Chang said he has used Yahoo! chat boards for years, but scaled back his activity significantly after learning of the lawsuit on Tuesday. He also warned others on the Elan message board to be careful about what they write.

"Anybody would become wary with something like this; it limits my ability to practice free speech," Chang said. "That is what makes Yahoo! so valuable. In a sense, its existence is justified by the free interchange of information."

David Kaplan, a Wahington D.C. real estate broker and chat board user who was not named in the suit, said he was outraged by the lawsuit. He said the postings he read of the Credit Suisse analyst, although critical, were truthful and called the suit a "blatant effort" to curtail criticism of analysts.

Kaplan, who is trying to organize a conference of Elan investors in Dublin this fall, said the defendants with whom he communicated were shocked by the firm's legal action. He has set up an "Elan 11 Defense Fund" in Washington D.C.

Elan's stock has surged recently on expectations that the company may soon release a vaccine to treat Alzheimer's disease. On Tuesday, company officials said its product appeared safe for treating patients in early tests on humans. Elan hopes to begin tests on the drug's effectiveness in stopping Alzheimer's by the end of next year.

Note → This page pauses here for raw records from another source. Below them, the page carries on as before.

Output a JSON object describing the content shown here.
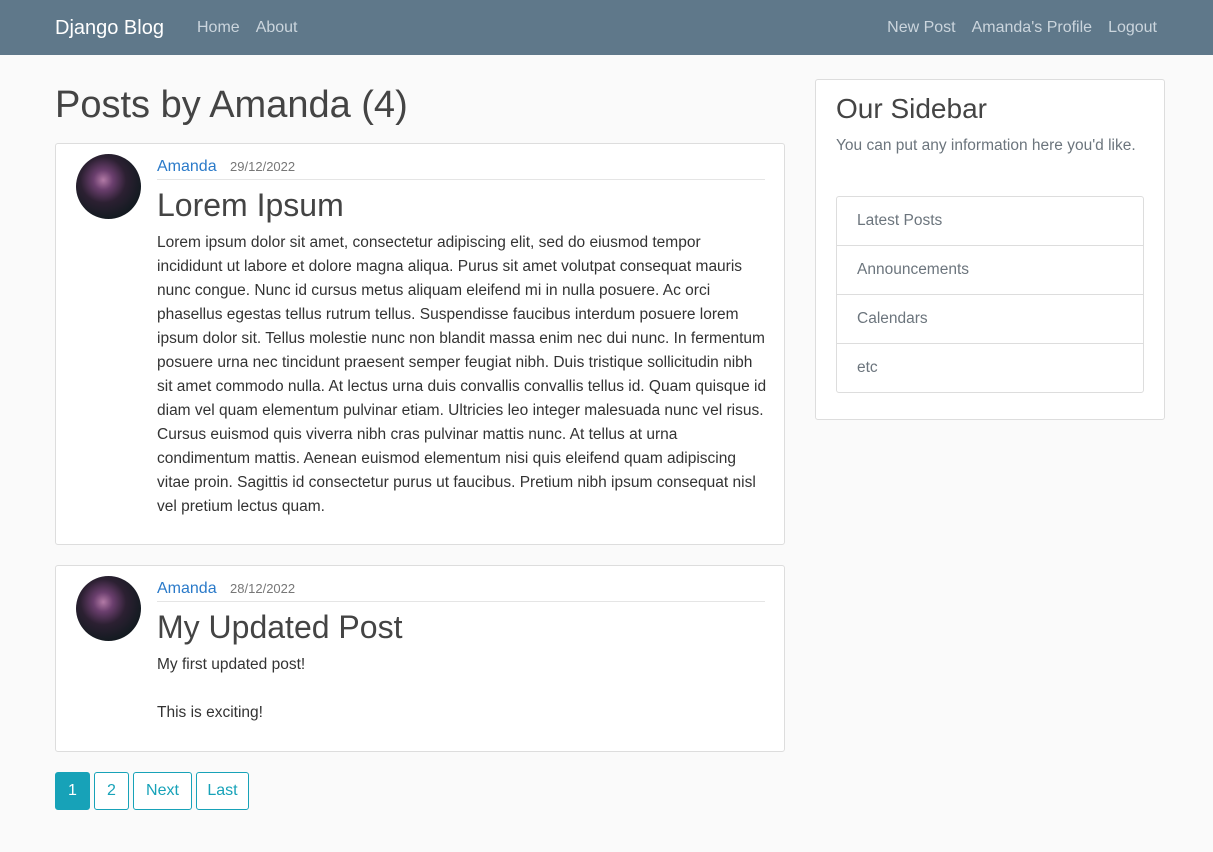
{
  "nav": {
    "brand": "Django Blog",
    "left_links": [
      "Home",
      "About"
    ],
    "right_links": [
      "New Post",
      "Amanda's Profile",
      "Logout"
    ]
  },
  "page_title": "Posts by Amanda (4)",
  "posts": [
    {
      "author": "Amanda",
      "date": "29/12/2022",
      "title": "Lorem Ipsum",
      "body": [
        "Lorem ipsum dolor sit amet, consectetur adipiscing elit, sed do eiusmod tempor incididunt ut labore et dolore magna aliqua. Purus sit amet volutpat consequat mauris nunc congue. Nunc id cursus metus aliquam eleifend mi in nulla posuere. Ac orci phasellus egestas tellus rutrum tellus. Suspendisse faucibus interdum posuere lorem ipsum dolor sit. Tellus molestie nunc non blandit massa enim nec dui nunc. In fermentum posuere urna nec tincidunt praesent semper feugiat nibh. Duis tristique sollicitudin nibh sit amet commodo nulla. At lectus urna duis convallis convallis tellus id. Quam quisque id diam vel quam elementum pulvinar etiam. Ultricies leo integer malesuada nunc vel risus. Cursus euismod quis viverra nibh cras pulvinar mattis nunc. At tellus at urna condimentum mattis. Aenean euismod elementum nisi quis eleifend quam adipiscing vitae proin. Sagittis id consectetur purus ut faucibus. Pretium nibh ipsum consequat nisl vel pretium lectus quam."
      ]
    },
    {
      "author": "Amanda",
      "date": "28/12/2022",
      "title": "My Updated Post",
      "body": [
        "My first updated post!",
        "This is exciting!"
      ]
    }
  ],
  "pagination": {
    "pages": [
      "1",
      "2"
    ],
    "active": "1",
    "next": "Next",
    "last": "Last"
  },
  "sidebar": {
    "title": "Our Sidebar",
    "description": "You can put any information here you'd like.",
    "items": [
      "Latest Posts",
      "Announcements",
      "Calendars",
      "etc"
    ]
  },
  "colors": {
    "navbar": "#5f788a",
    "link": "#2a7ac9",
    "pagination_accent": "#17a2b8"
  }
}
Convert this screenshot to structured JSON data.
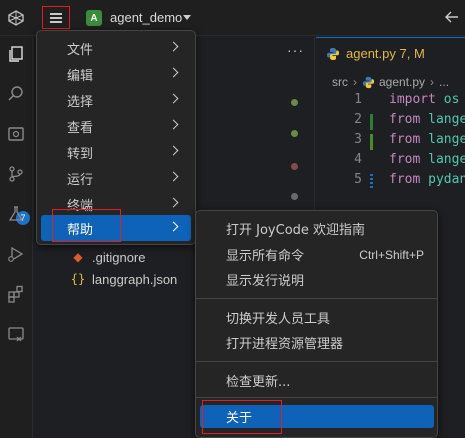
{
  "titlebar": {
    "project_badge": "A",
    "project_name": "agent_demo"
  },
  "activity": {
    "scm_badge": "7"
  },
  "explorer": {
    "more_label": "···",
    "files": [
      {
        "icon": "git-icon",
        "name": ".gitignore"
      },
      {
        "icon": "json-icon",
        "name": "langgraph.json"
      }
    ]
  },
  "editor": {
    "tab_label": "agent.py 7, M",
    "breadcrumb": [
      "src",
      "agent.py",
      "..."
    ],
    "lines": [
      {
        "num": "1",
        "keyword": "import",
        "rest": " os"
      },
      {
        "num": "2",
        "keyword": "from",
        "rest": " lange"
      },
      {
        "num": "3",
        "keyword": "from",
        "rest": " lange"
      },
      {
        "num": "4",
        "keyword": "from",
        "rest": " lange"
      },
      {
        "num": "5",
        "keyword": "from",
        "rest": " pydan"
      }
    ]
  },
  "main_menu": {
    "items": [
      {
        "label": "文件"
      },
      {
        "label": "编辑"
      },
      {
        "label": "选择"
      },
      {
        "label": "查看"
      },
      {
        "label": "转到"
      },
      {
        "label": "运行"
      },
      {
        "label": "终端"
      },
      {
        "label": "帮助",
        "active": true
      }
    ]
  },
  "help_menu": {
    "items": [
      {
        "label": "打开 JoyCode 欢迎指南",
        "shortcut": ""
      },
      {
        "label": "显示所有命令",
        "shortcut": "Ctrl+Shift+P"
      },
      {
        "label": "显示发行说明",
        "shortcut": ""
      },
      {
        "label": "切换开发人员工具",
        "shortcut": ""
      },
      {
        "label": "打开进程资源管理器",
        "shortcut": ""
      },
      {
        "label": "检查更新...",
        "shortcut": ""
      },
      {
        "label": "关于",
        "shortcut": "",
        "active": true
      }
    ]
  },
  "colors": {
    "accent": "#0e63b8",
    "highlight_outline": "#e02020",
    "modified_tab": "#e2b93d",
    "keyword": "#c586c0"
  }
}
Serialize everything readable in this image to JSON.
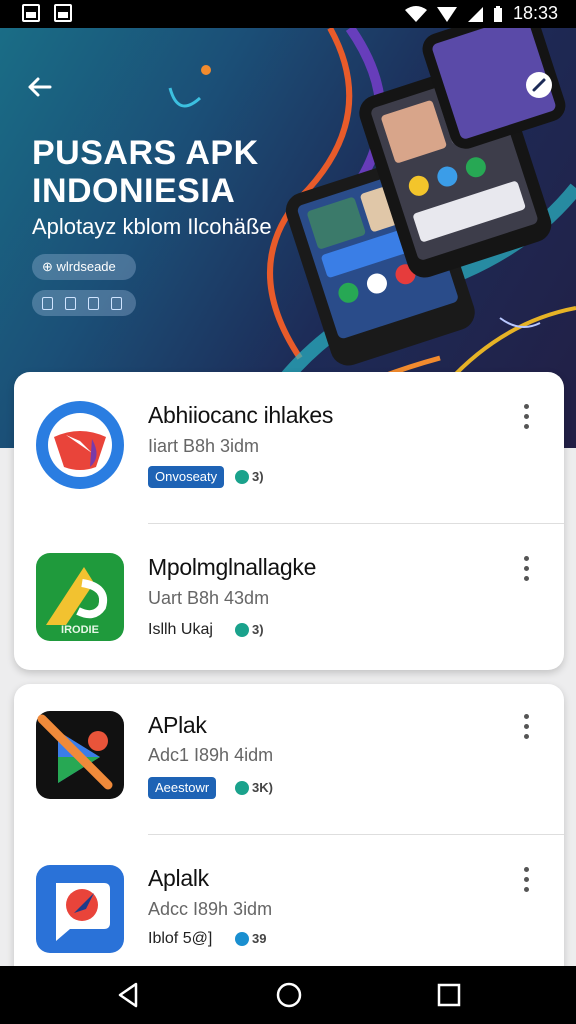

Shares of Elan fell 1 1/2, or 3%, to close Wednesday at 50 1/2.